Can I prosecute someone in California for secretly recording my conversation with them?
I had a private call and the woman is stating publicly she recorded it, though I had no knowledge of that at the time. She lives in California.
Secretly recording a person is a crime in California: consent from all parties to the communication is required, and the maximum penalty is $2,500 and 1 year in prison. It does not matter whether to person has been convicted for some other crime (except that this could be a serious matter for a person out on parole). In addition, the person who is recorded can sue the person who did the recording. However, if there is a regular beep throughout the conversation (as specified in California Public Utilities Commission General Order 107-B(II)(A)(5)), you have implicitly consented (you may not know that that is the meaning of the beep, but it is). The law provides for civil action as well:
(a) Any person who has been injured by a violation of this chapter may bring an action against the person who committed the violation for the greater of the following amounts:
(1) Five thousand dollars ($5,000) per violation.
(2) Three times the amount of actual damages, if any, sustained by the plaintiff.

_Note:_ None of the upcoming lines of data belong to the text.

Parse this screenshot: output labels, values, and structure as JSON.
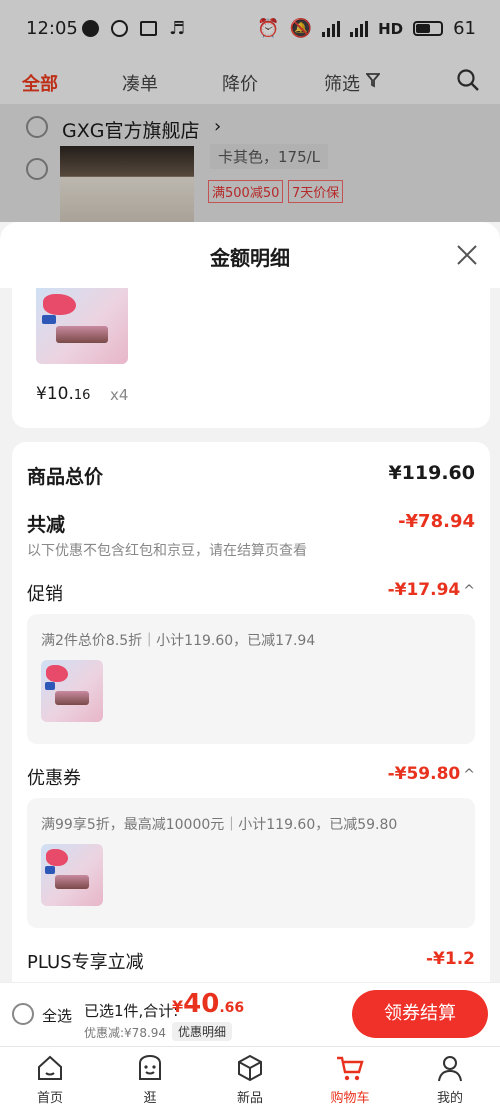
{
  "status_bar": {
    "time": "12:05",
    "network": "HD",
    "battery": "61"
  },
  "top_nav": {
    "tabs": [
      "全部",
      "凑单",
      "降价",
      "筛选"
    ]
  },
  "shop": {
    "name": "GXG官方旗舰店",
    "sku": "卡其色，175/L",
    "promo_tags": [
      "满500减50",
      "7天价保"
    ]
  },
  "sheet": {
    "title": "金额明细",
    "item": {
      "price_main": "¥10.",
      "price_dec": "16",
      "qty": "x4"
    },
    "summary": {
      "total_label": "商品总价",
      "total_value": "¥119.60",
      "discount_label": "共减",
      "discount_value": "-¥78.94",
      "discount_note": "以下优惠不包含红包和京豆，请在结算页查看"
    },
    "promotions": [
      {
        "label": "促销",
        "value": "-¥17.94",
        "detail": "满2件总价8.5折｜小计119.60，已减17.94"
      },
      {
        "label": "优惠券",
        "value": "-¥59.80",
        "detail": "满99享5折，最高减10000元｜小计119.60，已减59.80"
      }
    ],
    "plus": {
      "label": "PLUS专享立减",
      "value": "-¥1.2"
    }
  },
  "bottom_bar": {
    "select_all": "全选",
    "selected_text": "已选1件,合计:",
    "total_symbol": "¥",
    "total_int": "40",
    "total_dec": ".66",
    "discount_text": "优惠减:¥78.94",
    "detail_btn": "优惠明细",
    "checkout_btn": "领券结算"
  },
  "tab_bar": {
    "tabs": [
      "首页",
      "逛",
      "新品",
      "购物车",
      "我的"
    ],
    "active": "购物车"
  },
  "colors": {
    "accent": "#e8321e",
    "checkout": "#f0312a"
  }
}
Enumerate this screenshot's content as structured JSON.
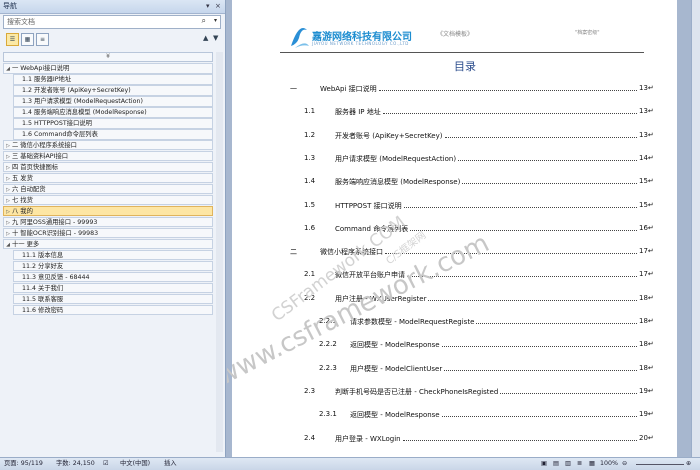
{
  "nav": {
    "title": "导航",
    "search_placeholder": "搜索文档",
    "collapse_glyph": "¥",
    "tree": [
      {
        "level": 0,
        "text": "一 WebApi接口说明",
        "expanded": true
      },
      {
        "level": 1,
        "text": "1.1 服务器IP地址"
      },
      {
        "level": 1,
        "text": "1.2 开发者账号 (ApiKey+SecretKey)"
      },
      {
        "level": 1,
        "text": "1.3 用户请求模型 (ModelRequestAction)"
      },
      {
        "level": 1,
        "text": "1.4 服务端响应消息模型 (ModelResponse)"
      },
      {
        "level": 1,
        "text": "1.5 HTTPPOST接口说明"
      },
      {
        "level": 1,
        "text": "1.6 Command命令层列表"
      },
      {
        "level": 0,
        "text": "二 微信小程序系统接口",
        "expanded": false
      },
      {
        "level": 0,
        "text": "三 基础资料API接口",
        "expanded": false
      },
      {
        "level": 0,
        "text": "四 首页快捷图标",
        "expanded": false
      },
      {
        "level": 0,
        "text": "五 发货",
        "expanded": false
      },
      {
        "level": 0,
        "text": "六 自动配货",
        "expanded": false
      },
      {
        "level": 0,
        "text": "七 找货",
        "expanded": false
      },
      {
        "level": 0,
        "text": "八 我的",
        "expanded": false,
        "selected": true
      },
      {
        "level": 0,
        "text": "九 阿里OSS通用接口 - 99993",
        "expanded": false
      },
      {
        "level": 0,
        "text": "十 智能OCR识别接口 - 99983",
        "expanded": false
      },
      {
        "level": 0,
        "text": "十一 更多",
        "expanded": true
      },
      {
        "level": 1,
        "text": "11.1 版本信息"
      },
      {
        "level": 1,
        "text": "11.2 分享好友"
      },
      {
        "level": 1,
        "text": "11.3 意见反馈 - 68444"
      },
      {
        "level": 1,
        "text": "11.4 关于我们"
      },
      {
        "level": 1,
        "text": "11.5 联系客服"
      },
      {
        "level": 1,
        "text": "11.6 修改密码"
      }
    ]
  },
  "status": {
    "page": "页面: 95/119",
    "words": "字数: 24,150",
    "lang": "中文(中国)",
    "mode": "插入",
    "zoom": "100%"
  },
  "doc": {
    "logo": "嘉游网络科技有限公司",
    "logo_sub": "JIAYOU NETWORK TECHNOLOGY CO.,LTD",
    "hdr_center": "《文档模板》",
    "hdr_right": "\"档案密级\"",
    "toc_title": "目录",
    "toc": [
      {
        "num": "一",
        "text": "WebApi 接口说明",
        "page": "13",
        "lvl": 0
      },
      {
        "num": "1.1",
        "text": "服务器 IP 地址",
        "page": "13",
        "lvl": 1
      },
      {
        "num": "1.2",
        "text": "开发者账号 (ApiKey+SecretKey)",
        "page": "13",
        "lvl": 1
      },
      {
        "num": "1.3",
        "text": "用户请求模型 (ModelRequestAction)",
        "page": "14",
        "lvl": 1
      },
      {
        "num": "1.4",
        "text": "服务端响应消息模型 (ModelResponse)",
        "page": "15",
        "lvl": 1
      },
      {
        "num": "1.5",
        "text": "HTTPPOST 接口说明",
        "page": "15",
        "lvl": 1
      },
      {
        "num": "1.6",
        "text": "Command 命令层列表",
        "page": "16",
        "lvl": 1
      },
      {
        "num": "二",
        "text": "微信小程序系统接口",
        "page": "17",
        "lvl": 0
      },
      {
        "num": "2.1",
        "text": "微信开放平台账户申请",
        "page": "17",
        "lvl": 1
      },
      {
        "num": "2.2",
        "text": "用户注册 - WXUserRegister",
        "page": "18",
        "lvl": 1
      },
      {
        "num": "2.2.1",
        "text": "请求参数模型 - ModelRequestRegiste",
        "page": "18",
        "lvl": 2
      },
      {
        "num": "2.2.2",
        "text": "返回模型 - ModelResponse",
        "page": "18",
        "lvl": 2
      },
      {
        "num": "2.2.3",
        "text": "用户模型 - ModelClientUser",
        "page": "18",
        "lvl": 2
      },
      {
        "num": "2.3",
        "text": "判断手机号码是否已注册 - CheckPhoneIsRegisted",
        "page": "19",
        "lvl": 1
      },
      {
        "num": "2.3.1",
        "text": "返回模型 - ModelResponse",
        "page": "19",
        "lvl": 2
      },
      {
        "num": "2.4",
        "text": "用户登录 - WXLogin",
        "page": "20",
        "lvl": 1
      }
    ],
    "watermark1": "www.csframework.com",
    "watermark2": "CSFramework.COM",
    "watermark3": "C/S框架网"
  }
}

You (realistically, your attorney) need to show that you were damaged to recover from the defendant.